WHAT IS BEING ASKED. Find how many lines in the material hold the word "photo", then state that number and nothing more.

########################################

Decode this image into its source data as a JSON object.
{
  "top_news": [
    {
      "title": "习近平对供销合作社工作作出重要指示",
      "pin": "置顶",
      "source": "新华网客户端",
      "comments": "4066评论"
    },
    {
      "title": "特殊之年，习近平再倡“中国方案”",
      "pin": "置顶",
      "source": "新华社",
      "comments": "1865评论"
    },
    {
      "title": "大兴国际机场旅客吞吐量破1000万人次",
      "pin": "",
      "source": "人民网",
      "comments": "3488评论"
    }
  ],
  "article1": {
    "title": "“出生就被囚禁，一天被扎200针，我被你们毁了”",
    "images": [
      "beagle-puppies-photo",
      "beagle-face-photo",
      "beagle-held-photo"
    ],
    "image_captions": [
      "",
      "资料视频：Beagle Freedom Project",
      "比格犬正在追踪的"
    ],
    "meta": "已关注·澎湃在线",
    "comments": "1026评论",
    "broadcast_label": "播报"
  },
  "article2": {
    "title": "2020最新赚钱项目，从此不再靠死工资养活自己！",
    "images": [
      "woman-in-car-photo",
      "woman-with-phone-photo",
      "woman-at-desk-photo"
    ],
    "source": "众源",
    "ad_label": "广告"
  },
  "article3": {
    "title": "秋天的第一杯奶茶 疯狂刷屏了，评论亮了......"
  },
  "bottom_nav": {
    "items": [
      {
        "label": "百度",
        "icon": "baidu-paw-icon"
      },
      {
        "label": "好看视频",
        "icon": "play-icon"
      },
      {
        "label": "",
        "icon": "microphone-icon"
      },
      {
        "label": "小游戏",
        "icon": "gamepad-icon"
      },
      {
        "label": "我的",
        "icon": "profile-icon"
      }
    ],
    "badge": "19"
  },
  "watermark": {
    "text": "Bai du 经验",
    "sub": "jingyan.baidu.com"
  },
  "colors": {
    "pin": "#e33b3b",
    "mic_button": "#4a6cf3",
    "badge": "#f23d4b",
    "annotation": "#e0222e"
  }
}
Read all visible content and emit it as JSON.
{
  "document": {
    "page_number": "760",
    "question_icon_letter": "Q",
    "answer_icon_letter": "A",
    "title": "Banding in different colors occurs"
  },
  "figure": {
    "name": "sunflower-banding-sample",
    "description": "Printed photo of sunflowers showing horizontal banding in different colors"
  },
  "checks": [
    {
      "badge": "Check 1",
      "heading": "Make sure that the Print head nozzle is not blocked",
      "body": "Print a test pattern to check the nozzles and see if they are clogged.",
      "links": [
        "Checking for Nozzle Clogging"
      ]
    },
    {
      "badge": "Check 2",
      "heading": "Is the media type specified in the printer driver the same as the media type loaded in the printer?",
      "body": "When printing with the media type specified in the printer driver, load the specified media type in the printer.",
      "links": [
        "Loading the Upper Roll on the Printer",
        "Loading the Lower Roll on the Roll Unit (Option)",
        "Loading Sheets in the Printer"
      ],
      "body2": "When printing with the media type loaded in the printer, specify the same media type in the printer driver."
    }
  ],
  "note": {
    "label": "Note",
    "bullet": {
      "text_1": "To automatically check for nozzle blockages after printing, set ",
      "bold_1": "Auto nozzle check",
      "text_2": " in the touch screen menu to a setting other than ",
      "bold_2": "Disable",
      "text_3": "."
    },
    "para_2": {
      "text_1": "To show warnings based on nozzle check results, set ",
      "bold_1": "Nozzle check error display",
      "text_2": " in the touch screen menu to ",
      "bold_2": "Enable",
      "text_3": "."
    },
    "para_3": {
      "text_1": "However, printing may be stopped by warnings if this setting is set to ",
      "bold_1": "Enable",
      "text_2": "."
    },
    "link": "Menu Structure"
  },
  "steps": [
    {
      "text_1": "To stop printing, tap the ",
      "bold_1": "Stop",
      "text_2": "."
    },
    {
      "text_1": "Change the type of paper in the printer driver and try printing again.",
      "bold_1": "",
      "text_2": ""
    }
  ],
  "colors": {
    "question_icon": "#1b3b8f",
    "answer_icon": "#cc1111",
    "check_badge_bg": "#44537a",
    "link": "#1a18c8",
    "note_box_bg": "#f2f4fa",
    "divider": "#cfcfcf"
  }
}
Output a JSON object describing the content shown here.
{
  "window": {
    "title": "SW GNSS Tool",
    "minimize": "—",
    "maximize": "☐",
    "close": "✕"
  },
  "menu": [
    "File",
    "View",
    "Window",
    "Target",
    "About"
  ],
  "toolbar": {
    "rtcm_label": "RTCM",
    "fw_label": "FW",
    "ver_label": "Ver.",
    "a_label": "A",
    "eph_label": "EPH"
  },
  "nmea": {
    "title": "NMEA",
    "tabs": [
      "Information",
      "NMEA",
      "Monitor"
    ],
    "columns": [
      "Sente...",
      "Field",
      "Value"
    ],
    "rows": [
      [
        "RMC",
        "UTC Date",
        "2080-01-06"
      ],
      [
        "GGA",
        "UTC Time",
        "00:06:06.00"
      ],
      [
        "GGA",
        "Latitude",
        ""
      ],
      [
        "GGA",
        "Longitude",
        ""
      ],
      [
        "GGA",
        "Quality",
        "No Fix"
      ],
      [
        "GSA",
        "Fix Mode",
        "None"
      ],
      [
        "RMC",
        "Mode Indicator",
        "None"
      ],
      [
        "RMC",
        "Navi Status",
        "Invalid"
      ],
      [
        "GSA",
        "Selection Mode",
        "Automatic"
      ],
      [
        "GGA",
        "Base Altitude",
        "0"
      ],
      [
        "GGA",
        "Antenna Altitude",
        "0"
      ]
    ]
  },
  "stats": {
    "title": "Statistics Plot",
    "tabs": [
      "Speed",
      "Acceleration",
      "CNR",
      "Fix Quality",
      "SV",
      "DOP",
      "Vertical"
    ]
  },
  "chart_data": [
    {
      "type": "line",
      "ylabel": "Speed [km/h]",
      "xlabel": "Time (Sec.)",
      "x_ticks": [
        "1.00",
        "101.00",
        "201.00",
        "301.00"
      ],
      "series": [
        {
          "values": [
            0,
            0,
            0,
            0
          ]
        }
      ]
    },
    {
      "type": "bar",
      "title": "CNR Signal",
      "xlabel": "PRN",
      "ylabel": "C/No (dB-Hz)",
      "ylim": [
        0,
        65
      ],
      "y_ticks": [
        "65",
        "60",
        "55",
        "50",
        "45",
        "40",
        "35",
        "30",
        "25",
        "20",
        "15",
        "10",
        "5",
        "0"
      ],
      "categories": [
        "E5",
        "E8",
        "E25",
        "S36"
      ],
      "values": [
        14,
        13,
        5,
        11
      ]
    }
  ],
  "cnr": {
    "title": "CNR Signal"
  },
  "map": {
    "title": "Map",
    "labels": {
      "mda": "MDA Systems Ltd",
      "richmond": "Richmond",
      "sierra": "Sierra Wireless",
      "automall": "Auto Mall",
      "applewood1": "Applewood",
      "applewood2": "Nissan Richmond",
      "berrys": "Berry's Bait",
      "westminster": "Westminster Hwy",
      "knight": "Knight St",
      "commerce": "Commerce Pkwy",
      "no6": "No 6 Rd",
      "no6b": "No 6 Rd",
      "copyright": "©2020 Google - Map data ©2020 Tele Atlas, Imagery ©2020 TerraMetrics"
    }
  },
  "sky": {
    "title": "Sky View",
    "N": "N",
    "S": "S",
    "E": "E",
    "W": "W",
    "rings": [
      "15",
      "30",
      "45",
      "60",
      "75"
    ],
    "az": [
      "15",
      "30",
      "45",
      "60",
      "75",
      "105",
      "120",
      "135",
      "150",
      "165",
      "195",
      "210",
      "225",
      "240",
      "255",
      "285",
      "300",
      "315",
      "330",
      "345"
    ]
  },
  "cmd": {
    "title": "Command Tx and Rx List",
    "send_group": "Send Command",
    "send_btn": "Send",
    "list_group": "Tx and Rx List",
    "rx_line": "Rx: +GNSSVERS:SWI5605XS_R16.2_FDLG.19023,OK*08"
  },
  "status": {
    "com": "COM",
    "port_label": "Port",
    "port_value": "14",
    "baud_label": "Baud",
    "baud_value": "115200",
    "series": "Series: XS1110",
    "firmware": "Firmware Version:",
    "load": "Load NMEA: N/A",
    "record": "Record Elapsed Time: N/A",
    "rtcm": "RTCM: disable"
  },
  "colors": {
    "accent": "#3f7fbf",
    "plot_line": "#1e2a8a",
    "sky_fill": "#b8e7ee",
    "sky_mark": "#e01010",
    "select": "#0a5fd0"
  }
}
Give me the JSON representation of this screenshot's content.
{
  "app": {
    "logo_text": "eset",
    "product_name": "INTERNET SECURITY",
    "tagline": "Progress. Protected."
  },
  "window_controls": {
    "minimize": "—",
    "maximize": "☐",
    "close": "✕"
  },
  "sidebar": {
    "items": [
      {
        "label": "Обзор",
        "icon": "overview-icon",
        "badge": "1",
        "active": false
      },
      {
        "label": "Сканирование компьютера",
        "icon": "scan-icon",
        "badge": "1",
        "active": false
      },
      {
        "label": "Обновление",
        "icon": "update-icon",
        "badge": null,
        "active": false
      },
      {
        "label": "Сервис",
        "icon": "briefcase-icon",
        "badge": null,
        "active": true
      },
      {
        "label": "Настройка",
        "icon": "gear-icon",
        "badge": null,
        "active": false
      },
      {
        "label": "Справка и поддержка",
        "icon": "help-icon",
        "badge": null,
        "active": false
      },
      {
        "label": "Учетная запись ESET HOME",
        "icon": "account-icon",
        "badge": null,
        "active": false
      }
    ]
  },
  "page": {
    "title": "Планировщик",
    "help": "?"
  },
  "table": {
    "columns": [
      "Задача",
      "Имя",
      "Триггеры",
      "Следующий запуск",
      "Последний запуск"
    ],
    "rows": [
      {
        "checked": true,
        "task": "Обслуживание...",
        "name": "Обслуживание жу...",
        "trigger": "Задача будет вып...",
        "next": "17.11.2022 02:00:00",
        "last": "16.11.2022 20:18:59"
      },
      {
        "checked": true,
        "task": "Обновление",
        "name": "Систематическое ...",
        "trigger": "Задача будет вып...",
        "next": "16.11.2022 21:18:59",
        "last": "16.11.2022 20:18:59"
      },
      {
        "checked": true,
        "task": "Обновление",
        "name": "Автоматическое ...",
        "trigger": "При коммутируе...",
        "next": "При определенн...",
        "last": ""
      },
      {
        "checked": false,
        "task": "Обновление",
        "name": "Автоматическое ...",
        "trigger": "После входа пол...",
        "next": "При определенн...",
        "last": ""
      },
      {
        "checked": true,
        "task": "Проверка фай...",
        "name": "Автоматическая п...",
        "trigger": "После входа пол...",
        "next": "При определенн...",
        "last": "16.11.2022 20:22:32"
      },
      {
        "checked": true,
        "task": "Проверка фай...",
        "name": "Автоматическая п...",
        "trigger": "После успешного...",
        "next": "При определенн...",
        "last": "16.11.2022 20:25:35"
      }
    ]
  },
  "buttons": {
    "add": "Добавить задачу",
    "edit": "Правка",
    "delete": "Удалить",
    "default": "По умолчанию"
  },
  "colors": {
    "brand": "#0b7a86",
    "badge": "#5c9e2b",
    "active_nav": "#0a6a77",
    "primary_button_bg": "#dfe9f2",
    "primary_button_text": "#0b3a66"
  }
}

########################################

TASK ANSWER. 7